Of course these view aren’t confined to Boris by any means. The Conservatives always have had a deep hatred of single mothers. Way back in the 1990s they were included among the various groups Peter Lilley despised, and who he claimed he had in his little book as he pranced across the stage at a Tory conference in a parody of the Mikado. And then there was Thatcher’s mentor, Sir Keith Joseph, and his infamous comment about how single mothers were a threat to ‘our stock’. Which is a eugenicist statement that could have come from the Nazis. In fact, I’m surprised they haven’t adopted the Nazis’ watchword for creating a good marriage – ‘choose a partner, not a playmate’.
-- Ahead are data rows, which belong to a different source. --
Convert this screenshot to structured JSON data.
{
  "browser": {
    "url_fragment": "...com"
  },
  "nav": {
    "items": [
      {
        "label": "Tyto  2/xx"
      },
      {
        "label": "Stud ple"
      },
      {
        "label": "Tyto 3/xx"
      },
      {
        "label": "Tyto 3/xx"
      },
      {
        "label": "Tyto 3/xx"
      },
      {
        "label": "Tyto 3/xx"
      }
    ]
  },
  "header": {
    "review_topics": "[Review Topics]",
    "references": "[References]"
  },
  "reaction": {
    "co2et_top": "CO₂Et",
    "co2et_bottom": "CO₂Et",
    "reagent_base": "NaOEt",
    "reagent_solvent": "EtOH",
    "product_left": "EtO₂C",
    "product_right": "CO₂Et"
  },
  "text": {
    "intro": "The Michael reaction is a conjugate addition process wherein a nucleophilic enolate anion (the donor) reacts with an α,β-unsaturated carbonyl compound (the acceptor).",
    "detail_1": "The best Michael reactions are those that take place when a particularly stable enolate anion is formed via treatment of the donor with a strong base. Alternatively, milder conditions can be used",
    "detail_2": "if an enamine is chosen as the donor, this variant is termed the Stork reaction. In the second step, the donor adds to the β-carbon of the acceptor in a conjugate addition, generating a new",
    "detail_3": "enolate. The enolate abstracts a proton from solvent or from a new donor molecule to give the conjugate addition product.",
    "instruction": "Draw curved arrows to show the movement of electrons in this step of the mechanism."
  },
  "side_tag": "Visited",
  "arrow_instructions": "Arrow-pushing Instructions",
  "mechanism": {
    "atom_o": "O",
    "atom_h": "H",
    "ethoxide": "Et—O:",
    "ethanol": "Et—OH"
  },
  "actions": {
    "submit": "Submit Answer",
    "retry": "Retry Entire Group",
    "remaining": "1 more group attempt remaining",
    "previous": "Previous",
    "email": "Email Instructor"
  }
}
As for the attitude towards men, there are two, mutually contradictory reasons for Johnson’s silence on male willingness to marry. The first is that he probably subscribes to the traditional view that it’s women, who are most concerned about securing a long term relationship, while men are more interested in keeping everything casual. It’s the received view you can see every day in agony columns with titles like ‘Why Men Are Afraid of Commitment’ and so forth. The other, opposing view, which is far more common on the anti-feminist right, is that men are more concerned with marriage and preserving the traditional family. It’s women that are a threat to this, because of their promiscuity. They’re only interested in settling down after they’ve had their fun, are entering their middle years and need a provider. As you can see, it’s a misogynist view that is deeply distrustful of women’s sexual freedom.

Boris also clearly shows his own reactionary view of family structure with his comments about ‘feeble’ men being unable to keep their women in line. He obviously doesn’t believe that marriage or the bond between two partners shouldn’t be one of equals, but rather the women should be clearly subordinate to the male head of the house. It’s another view that’s been justifiably attacked and largely discredited by feminism.

There’s undoubtedly much more that could be said of Johnson’s comments. They clearly those of someone, who has a highly reactionary view of the family, and they’re dangerous. I’d like to see the traditional family preserved, but families break up for a reason, and not all of them are as trivial as some of the more notorious instances. Spousal abuse – most often by the male partner against the female, but sometimes the other way round – is very often a factor. The Tories have cut down on funding for women’s refuges, which has left some women in abusive relationships in real danger, as they no longer have safe spaces they can flee to.

And although he hasn’t mentioned it, the right are also worried about the declining birthrate throughout the developed world. In Britain and many other countries, it’s actually below replacement levels, so that without immigration the population would actually be shrinking. But I can remember reading an article about this over a decade ago in the New Scientist. Some demographers concerned with this problem have pointed out that the most fertile nations are those like Scandinavia, where men take more part in domestic chores. They’re lower in nations like Italy and even China, where they tend to be left to women. From which you could argue that if you want to create more stable, fertile families, then men should be encouraged to help more around the house.

I’d like to see a revival of the two-parent family, but Johnson’s views don’t offer this. Instead, they’re just a reactionary yearning after an idealised family unit that ignores the real problems besetting family life, problems that have caused families to break down for perfectly good reasons. Johnson and the Tories would like to restore that family by severely restricting women’s freedoms to leave.

And finally, Johnson himself is a massive hypocrite. For all he’s written about two-parent families, he himself has been married many times and has fathered a number of children outside the marriage bond. He isn’t married, but lives with his current girlfriend in No. 10, which should make some of his supporters with very traditional attitudes to marriage take pause.

He is here, as in so many other areas, a bigoted hypocrite, whose views may actually be dangerous, and prevent the creation of happy, secure families. He should not be in No. 10. Get him out!